**AIM OF THE TASK**
Please copy out the lines in the entries that contain "Roni".

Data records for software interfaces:
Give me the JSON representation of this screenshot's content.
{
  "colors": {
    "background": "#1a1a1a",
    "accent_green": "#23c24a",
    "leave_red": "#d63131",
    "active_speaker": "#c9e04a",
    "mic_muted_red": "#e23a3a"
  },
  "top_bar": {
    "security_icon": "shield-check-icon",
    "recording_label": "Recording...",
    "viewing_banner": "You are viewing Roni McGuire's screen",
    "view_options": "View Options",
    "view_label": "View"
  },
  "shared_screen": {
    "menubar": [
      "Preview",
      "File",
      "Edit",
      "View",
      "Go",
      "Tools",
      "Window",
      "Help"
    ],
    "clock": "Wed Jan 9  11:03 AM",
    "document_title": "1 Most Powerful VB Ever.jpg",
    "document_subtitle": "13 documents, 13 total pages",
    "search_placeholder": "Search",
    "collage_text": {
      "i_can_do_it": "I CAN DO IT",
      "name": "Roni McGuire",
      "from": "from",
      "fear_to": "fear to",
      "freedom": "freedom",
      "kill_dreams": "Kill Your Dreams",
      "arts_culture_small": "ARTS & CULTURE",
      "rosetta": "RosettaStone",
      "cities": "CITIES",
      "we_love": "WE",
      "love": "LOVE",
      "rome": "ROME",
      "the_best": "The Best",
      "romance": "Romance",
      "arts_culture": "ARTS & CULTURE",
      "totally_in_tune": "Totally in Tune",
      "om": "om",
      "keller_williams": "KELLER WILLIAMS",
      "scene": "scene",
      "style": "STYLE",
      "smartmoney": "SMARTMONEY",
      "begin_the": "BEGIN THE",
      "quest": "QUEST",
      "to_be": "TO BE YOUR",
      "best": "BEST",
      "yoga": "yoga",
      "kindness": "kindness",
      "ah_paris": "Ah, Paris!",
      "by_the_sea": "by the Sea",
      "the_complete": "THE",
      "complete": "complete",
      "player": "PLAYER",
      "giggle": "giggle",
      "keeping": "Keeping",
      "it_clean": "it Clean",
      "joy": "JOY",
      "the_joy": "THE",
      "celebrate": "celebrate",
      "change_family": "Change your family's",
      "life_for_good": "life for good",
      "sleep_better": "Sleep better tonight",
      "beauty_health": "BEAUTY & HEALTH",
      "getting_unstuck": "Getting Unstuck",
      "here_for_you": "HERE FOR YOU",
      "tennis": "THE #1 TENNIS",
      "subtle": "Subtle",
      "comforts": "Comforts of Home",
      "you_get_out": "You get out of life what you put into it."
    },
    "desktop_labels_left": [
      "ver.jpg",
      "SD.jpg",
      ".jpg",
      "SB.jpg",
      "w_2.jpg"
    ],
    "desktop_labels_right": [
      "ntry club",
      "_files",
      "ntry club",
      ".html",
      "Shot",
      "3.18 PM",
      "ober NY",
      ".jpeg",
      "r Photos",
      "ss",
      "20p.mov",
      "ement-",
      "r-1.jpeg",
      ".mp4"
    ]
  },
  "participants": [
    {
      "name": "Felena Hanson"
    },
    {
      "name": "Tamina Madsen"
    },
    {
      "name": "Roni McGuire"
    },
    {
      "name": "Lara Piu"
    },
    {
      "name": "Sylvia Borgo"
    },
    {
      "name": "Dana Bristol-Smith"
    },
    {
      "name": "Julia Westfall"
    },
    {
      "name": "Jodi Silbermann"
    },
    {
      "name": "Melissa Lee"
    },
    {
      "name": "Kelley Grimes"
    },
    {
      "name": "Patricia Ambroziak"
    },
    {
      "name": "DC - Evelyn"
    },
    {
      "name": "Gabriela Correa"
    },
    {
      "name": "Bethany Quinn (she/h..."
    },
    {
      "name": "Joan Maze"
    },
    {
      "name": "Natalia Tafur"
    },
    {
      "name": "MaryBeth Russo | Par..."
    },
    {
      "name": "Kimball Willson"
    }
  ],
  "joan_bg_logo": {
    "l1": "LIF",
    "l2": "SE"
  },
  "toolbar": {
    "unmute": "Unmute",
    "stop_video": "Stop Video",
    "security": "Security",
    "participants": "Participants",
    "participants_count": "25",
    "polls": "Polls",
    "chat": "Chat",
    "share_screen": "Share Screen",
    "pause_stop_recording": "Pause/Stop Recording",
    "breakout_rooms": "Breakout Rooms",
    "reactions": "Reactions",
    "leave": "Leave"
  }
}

**RESULT**
    "viewing_banner": "You are viewing Roni McGuire's screen",
      "name": "Roni McGuire",
      "name": "Roni McGuire"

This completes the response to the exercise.